_WORK TASK_
Retype the data that follows with no alterations, please.

_EXERCISE DATA_
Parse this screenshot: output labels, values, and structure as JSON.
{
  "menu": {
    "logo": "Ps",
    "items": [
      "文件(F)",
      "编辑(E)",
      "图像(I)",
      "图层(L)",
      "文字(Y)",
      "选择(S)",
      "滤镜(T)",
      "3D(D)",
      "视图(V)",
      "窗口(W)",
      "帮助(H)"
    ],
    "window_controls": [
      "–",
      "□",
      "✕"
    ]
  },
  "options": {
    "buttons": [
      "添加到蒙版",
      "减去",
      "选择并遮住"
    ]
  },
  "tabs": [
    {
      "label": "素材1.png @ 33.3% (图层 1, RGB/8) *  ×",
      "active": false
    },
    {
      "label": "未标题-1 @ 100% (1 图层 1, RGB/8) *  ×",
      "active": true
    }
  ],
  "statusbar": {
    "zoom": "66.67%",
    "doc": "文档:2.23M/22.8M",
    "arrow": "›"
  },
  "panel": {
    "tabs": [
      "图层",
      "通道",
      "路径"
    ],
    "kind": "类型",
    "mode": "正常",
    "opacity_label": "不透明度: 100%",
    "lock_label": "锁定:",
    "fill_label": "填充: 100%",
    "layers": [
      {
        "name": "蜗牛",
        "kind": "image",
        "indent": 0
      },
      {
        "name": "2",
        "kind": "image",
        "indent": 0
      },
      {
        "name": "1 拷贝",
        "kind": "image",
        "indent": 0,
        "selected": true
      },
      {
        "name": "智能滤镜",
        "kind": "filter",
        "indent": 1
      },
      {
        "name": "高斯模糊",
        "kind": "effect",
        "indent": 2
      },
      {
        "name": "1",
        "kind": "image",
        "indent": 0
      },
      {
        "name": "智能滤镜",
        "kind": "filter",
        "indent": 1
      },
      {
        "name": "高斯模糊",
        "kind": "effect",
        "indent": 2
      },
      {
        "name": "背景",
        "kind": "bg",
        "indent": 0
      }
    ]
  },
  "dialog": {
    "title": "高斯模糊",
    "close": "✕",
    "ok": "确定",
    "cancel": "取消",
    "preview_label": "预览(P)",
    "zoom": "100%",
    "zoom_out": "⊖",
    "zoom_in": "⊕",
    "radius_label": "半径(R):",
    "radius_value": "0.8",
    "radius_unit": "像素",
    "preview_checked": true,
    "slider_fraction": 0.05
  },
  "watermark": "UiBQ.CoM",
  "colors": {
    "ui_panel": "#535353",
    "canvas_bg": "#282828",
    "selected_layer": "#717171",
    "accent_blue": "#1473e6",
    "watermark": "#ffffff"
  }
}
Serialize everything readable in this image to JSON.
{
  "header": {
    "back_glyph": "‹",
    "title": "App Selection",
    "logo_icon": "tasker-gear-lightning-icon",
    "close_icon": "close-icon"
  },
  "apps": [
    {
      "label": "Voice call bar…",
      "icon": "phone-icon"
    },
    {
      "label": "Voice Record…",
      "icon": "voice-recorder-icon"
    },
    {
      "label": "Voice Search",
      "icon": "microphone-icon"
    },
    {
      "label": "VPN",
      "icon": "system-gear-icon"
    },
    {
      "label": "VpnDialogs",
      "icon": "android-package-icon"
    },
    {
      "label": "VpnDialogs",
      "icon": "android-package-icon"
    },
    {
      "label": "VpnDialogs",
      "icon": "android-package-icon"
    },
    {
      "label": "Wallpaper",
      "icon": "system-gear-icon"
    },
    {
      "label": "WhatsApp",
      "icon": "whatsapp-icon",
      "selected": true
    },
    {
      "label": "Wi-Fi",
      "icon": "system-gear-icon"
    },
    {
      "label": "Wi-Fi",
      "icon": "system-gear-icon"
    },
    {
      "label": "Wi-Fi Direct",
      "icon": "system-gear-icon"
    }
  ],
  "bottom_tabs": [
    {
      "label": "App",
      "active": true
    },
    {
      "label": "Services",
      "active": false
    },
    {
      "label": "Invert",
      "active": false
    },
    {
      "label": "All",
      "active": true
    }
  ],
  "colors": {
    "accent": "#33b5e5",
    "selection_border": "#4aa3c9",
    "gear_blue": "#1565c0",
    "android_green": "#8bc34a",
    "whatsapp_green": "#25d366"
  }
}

_ANSWER TO THE EXERCISE_
Parse this screenshot: output labels, values, and structure as JSON.
{
  "menu": {
    "logo": "Ps",
    "items": [
      "文件(F)",
      "编辑(E)",
      "图像(I)",
      "图层(L)",
      "文字(Y)",
      "选择(S)",
      "滤镜(T)",
      "3D(D)",
      "视图(V)",
      "窗口(W)",
      "帮助(H)"
    ],
    "window_controls": [
      "–",
      "□",
      "✕"
    ]
  },
  "options": {
    "buttons": [
      "添加到蒙版",
      "减去",
      "选择并遮住"
    ]
  },
  "tabs": [
    {
      "label": "素材1.png @ 33.3% (图层 1, RGB/8) *  ×",
      "active": false
    },
    {
      "label": "未标题-1 @ 100% (1 图层 1, RGB/8) *  ×",
      "active": true
    }
  ],
  "statusbar": {
    "zoom": "66.67%",
    "doc": "文档:2.23M/22.8M",
    "arrow": "›"
  },
  "panel": {
    "tabs": [
      "图层",
      "通道",
      "路径"
    ],
    "kind": "类型",
    "mode": "正常",
    "opacity_label": "不透明度: 100%",
    "lock_label": "锁定:",
    "fill_label": "填充: 100%",
    "layers": [
      {
        "name": "蜗牛",
        "kind": "image",
        "indent": 0
      },
      {
        "name": "2",
        "kind": "image",
        "indent": 0
      },
      {
        "name": "1 拷贝",
        "kind": "image",
        "indent": 0,
        "selected": true
      },
      {
        "name": "智能滤镜",
        "kind": "filter",
        "indent": 1
      },
      {
        "name": "高斯模糊",
        "kind": "effect",
        "indent": 2
      },
      {
        "name": "1",
        "kind": "image",
        "indent": 0
      },
      {
        "name": "智能滤镜",
        "kind": "filter",
        "indent": 1
      },
      {
        "name": "高斯模糊",
        "kind": "effect",
        "indent": 2
      },
      {
        "name": "背景",
        "kind": "bg",
        "indent": 0
      }
    ]
  },
  "dialog": {
    "title": "高斯模糊",
    "close": "✕",
    "ok": "确定",
    "cancel": "取消",
    "preview_label": "预览(P)",
    "zoom": "100%",
    "zoom_out": "⊖",
    "zoom_in": "⊕",
    "radius_label": "半径(R):",
    "radius_value": "0.8",
    "radius_unit": "像素",
    "preview_checked": true,
    "slider_fraction": 0.05
  },
  "watermark": "UiBQ.CoM",
  "colors": {
    "ui_panel": "#535353",
    "canvas_bg": "#282828",
    "selected_layer": "#717171",
    "accent_blue": "#1473e6",
    "watermark": "#ffffff"
  }
}
Serialize everything readable in this image to JSON.
{
  "header": {
    "back_glyph": "‹",
    "title": "App Selection",
    "logo_icon": "tasker-gear-lightning-icon",
    "close_icon": "close-icon"
  },
  "apps": [
    {
      "label": "Voice call bar…",
      "icon": "phone-icon"
    },
    {
      "label": "Voice Record…",
      "icon": "voice-recorder-icon"
    },
    {
      "label": "Voice Search",
      "icon": "microphone-icon"
    },
    {
      "label": "VPN",
      "icon": "system-gear-icon"
    },
    {
      "label": "VpnDialogs",
      "icon": "android-package-icon"
    },
    {
      "label": "VpnDialogs",
      "icon": "android-package-icon"
    },
    {
      "label": "VpnDialogs",
      "icon": "android-package-icon"
    },
    {
      "label": "Wallpaper",
      "icon": "system-gear-icon"
    },
    {
      "label": "WhatsApp",
      "icon": "whatsapp-icon",
      "selected": true
    },
    {
      "label": "Wi-Fi",
      "icon": "system-gear-icon"
    },
    {
      "label": "Wi-Fi",
      "icon": "system-gear-icon"
    },
    {
      "label": "Wi-Fi Direct",
      "icon": "system-gear-icon"
    }
  ],
  "bottom_tabs": [
    {
      "label": "App",
      "active": true
    },
    {
      "label": "Services",
      "active": false
    },
    {
      "label": "Invert",
      "active": false
    },
    {
      "label": "All",
      "active": true
    }
  ],
  "colors": {
    "accent": "#33b5e5",
    "selection_border": "#4aa3c9",
    "gear_blue": "#1565c0",
    "android_green": "#8bc34a",
    "whatsapp_green": "#25d366"
  }
}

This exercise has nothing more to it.